-Ensure that your home or yard does not have anything that could potentially attract a bear. (For example, if you are a bird enthusiast, do not leave suet out all year round, bears love suet.)
-Be mindful of when and where you leave your windows open. I have known more than one person who has ended up with a bear in their kitchen.
-If you encounter one in a small space, ensure the bear is not “trapped.” It is far better if the bear feels they have an escape route.
-Making a loud noise, such as shouting or clapping, is also helpful. Make sure you are not too close to the bear when you do this.
-If you live in a wooded area where bears frequent, look around before letting your dogs or children outside.
-Make sure your trash isn’t accessible. If a bear knows your neighborhood has easy access to trash dumpsters, it will remember this.
-Do not feed bears or any wild animal. No one needs domesticated bears.
-If you are camping, do not leave any food or trash out that may attract a bear. You do not want any unwanted guests crashing your party.
Though bears do not often deviate from their nocturnal routines, it happens at times, especially if the area is experiencing a drought. If you see a bear in your neighborhood, do not approach it. Call the game warden. They can safely remove the bear and relocate it. This is not only in your best interest but the best scenario for the bear as well.
Finally, be vigilant and maintain situational awareness at all times. Enjoy that hike; just be mindful of bear season.
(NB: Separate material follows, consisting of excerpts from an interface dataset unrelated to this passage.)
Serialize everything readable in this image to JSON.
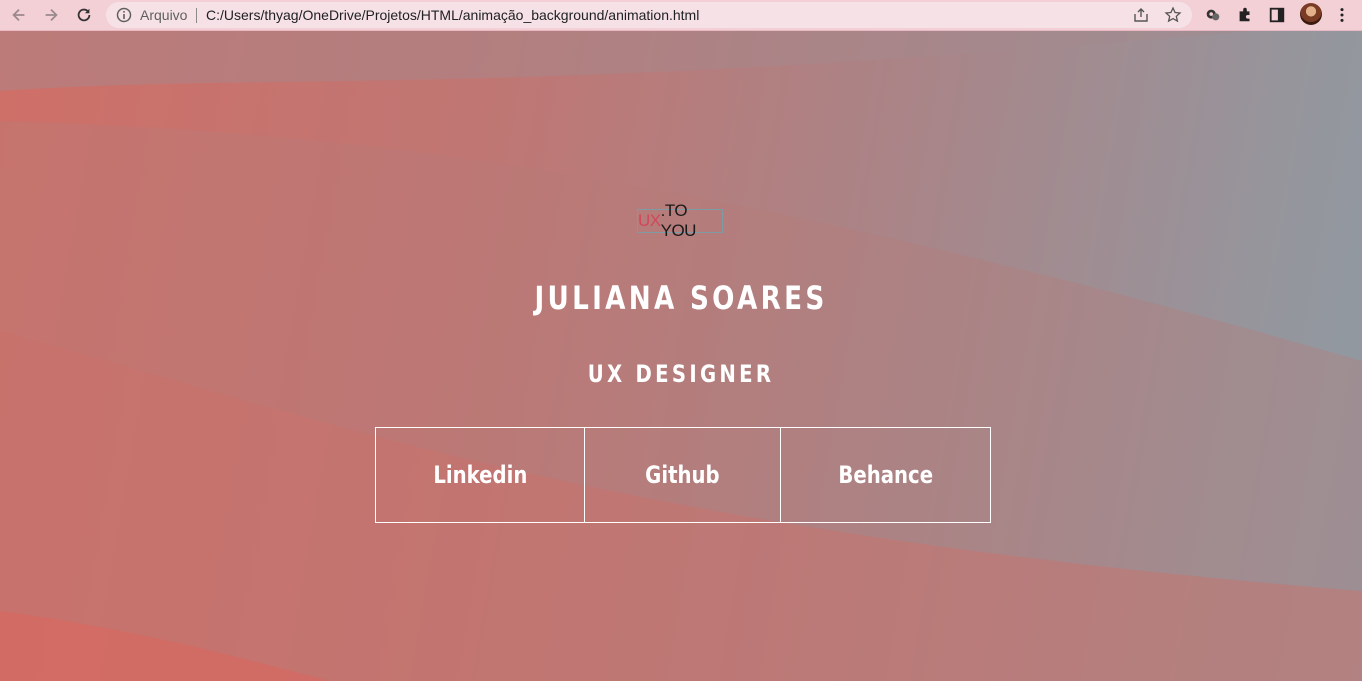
{
  "browser": {
    "security_label": "Arquivo",
    "url": "C:/Users/thyag/OneDrive/Projetos/HTML/animação_background/animation.html"
  },
  "logo": {
    "ux": "UX",
    "rest": ".TO YOU"
  },
  "hero": {
    "name": "JULIANA SOARES",
    "role": "UX DESIGNER"
  },
  "links": [
    {
      "label": "Linkedin"
    },
    {
      "label": "Github"
    },
    {
      "label": "Behance"
    }
  ],
  "colors": {
    "logo_accent": "#d0485a",
    "text": "#ffffff"
  }
}
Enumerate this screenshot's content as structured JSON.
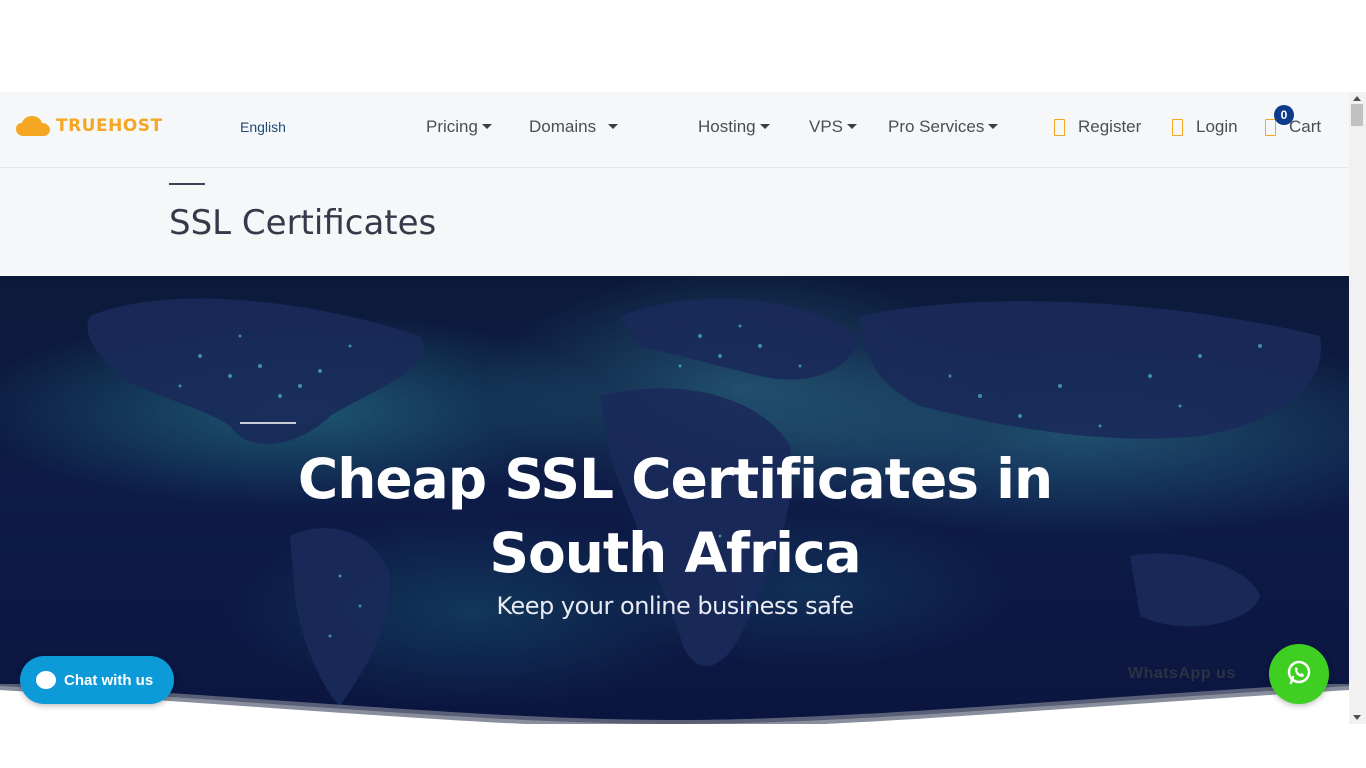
{
  "brand": {
    "name": "TRUEHOST",
    "color": "#f5a623"
  },
  "language": {
    "label": "English"
  },
  "nav": {
    "pricing": "Pricing",
    "domains": "Domains",
    "hosting": "Hosting",
    "vps": "VPS",
    "pro_services": "Pro Services"
  },
  "auth": {
    "register": "Register",
    "login": "Login",
    "cart": "Cart",
    "cart_count": "0"
  },
  "page": {
    "title": "SSL Certificates"
  },
  "hero": {
    "heading": "Cheap SSL Certificates in South Africa",
    "subheading": "Keep your online business safe"
  },
  "widgets": {
    "chat_label": "Chat with us",
    "whatsapp_label": "WhatsApp us",
    "chat_color": "#0c9ad8",
    "whatsapp_color": "#3fcf22"
  },
  "icons": {
    "logo": "cloud-icon",
    "caret": "caret-down-icon",
    "register": "user-icon",
    "login": "lock-icon",
    "cart": "cart-icon",
    "chat": "chat-bubble-icon",
    "whatsapp": "whatsapp-icon"
  }
}
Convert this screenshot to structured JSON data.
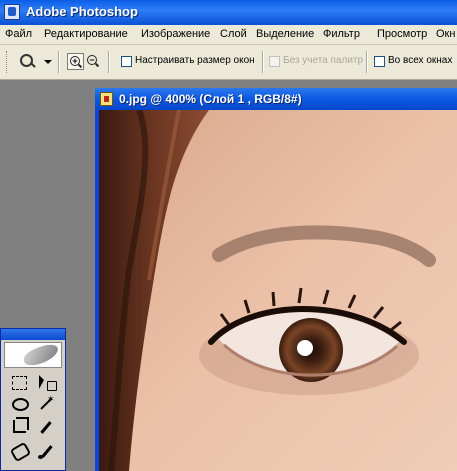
{
  "app": {
    "title": "Adobe Photoshop"
  },
  "menu": [
    "Файл",
    "Редактирование",
    "Изображение",
    "Слой",
    "Выделение",
    "Фильтр",
    "Просмотр",
    "Окн"
  ],
  "options": {
    "tool_icon": "zoom-icon",
    "zoom_in_icon": "zoom-in-icon",
    "zoom_out_icon": "zoom-out-icon",
    "checkboxes": [
      {
        "label": "Настраивать размер окон",
        "checked": false,
        "enabled": true
      },
      {
        "label": "Без учета палитр",
        "checked": false,
        "enabled": false
      },
      {
        "label": "Во всех окнах",
        "checked": false,
        "enabled": true
      }
    ]
  },
  "document": {
    "title": "0.jpg @ 400% (Слой 1 , RGB/8#)"
  },
  "colors": {
    "titlebar": "#0a5de8",
    "menubar": "#ece9d8",
    "workspace": "#808080",
    "skin": "#e6b9a0",
    "hair": "#5a2e1c",
    "iris": "#6a3a22"
  },
  "toolbox": {
    "tools": [
      "marquee-icon",
      "move-icon",
      "lasso-icon",
      "magic-wand-icon",
      "crop-icon",
      "slice-icon",
      "healing-brush-icon",
      "brush-icon"
    ]
  }
}
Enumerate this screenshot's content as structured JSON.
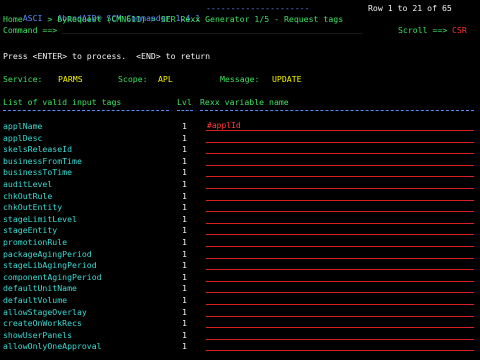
{
  "header": {
    "product": "ASCI - AbendAID® SCM Commander 1.4.1",
    "rule": "---------------------",
    "row_status": "Row 1 to 21 of 65",
    "breadcrumb": "Home     > byRequest (CMN611) > SER Rexx Generator 1/5 - Request tags",
    "command_label": "Command ==>",
    "scroll_label": "Scroll ==>",
    "scroll_value": "CSR"
  },
  "instructions": {
    "text": "Press <ENTER> to process.  <END> to return"
  },
  "context": {
    "service_label": "Service:",
    "service_value": "PARMS",
    "scope_label": "Scope:",
    "scope_value": "APL",
    "message_label": "Message:",
    "message_value": "UPDATE"
  },
  "table": {
    "col_tags": "List of valid input tags",
    "col_lvl": "Lvl",
    "col_rexx": "Rexx variable name",
    "rows": [
      {
        "tag": "applName",
        "lvl": "1",
        "rexx": "#applId"
      },
      {
        "tag": "applDesc",
        "lvl": "1",
        "rexx": ""
      },
      {
        "tag": "skelsReleaseId",
        "lvl": "1",
        "rexx": ""
      },
      {
        "tag": "businessFromTime",
        "lvl": "1",
        "rexx": ""
      },
      {
        "tag": "businessToTime",
        "lvl": "1",
        "rexx": ""
      },
      {
        "tag": "auditLevel",
        "lvl": "1",
        "rexx": ""
      },
      {
        "tag": "chkOutRule",
        "lvl": "1",
        "rexx": ""
      },
      {
        "tag": "chkOutEntity",
        "lvl": "1",
        "rexx": ""
      },
      {
        "tag": "stageLimitLevel",
        "lvl": "1",
        "rexx": ""
      },
      {
        "tag": "stageEntity",
        "lvl": "1",
        "rexx": ""
      },
      {
        "tag": "promotionRule",
        "lvl": "1",
        "rexx": ""
      },
      {
        "tag": "packageAgingPeriod",
        "lvl": "1",
        "rexx": ""
      },
      {
        "tag": "stageLibAgingPeriod",
        "lvl": "1",
        "rexx": ""
      },
      {
        "tag": "componentAgingPeriod",
        "lvl": "1",
        "rexx": ""
      },
      {
        "tag": "defaultUnitName",
        "lvl": "1",
        "rexx": ""
      },
      {
        "tag": "defaultVolume",
        "lvl": "1",
        "rexx": ""
      },
      {
        "tag": "allowStageOverlay",
        "lvl": "1",
        "rexx": ""
      },
      {
        "tag": "createOnWorkRecs",
        "lvl": "1",
        "rexx": ""
      },
      {
        "tag": "showUserPanels",
        "lvl": "1",
        "rexx": ""
      },
      {
        "tag": "allowOnlyOneApproval",
        "lvl": "1",
        "rexx": ""
      }
    ]
  },
  "colors": {
    "background": "#000000",
    "title": "#5a8cff",
    "tag": "#3fd8d0",
    "field_label": "#3fe060",
    "value": "#f4f000",
    "input_line": "#d42020",
    "input_text": "#ff3b3b"
  }
}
Be sure to check out more of these exciting No Shit There I Was Stories!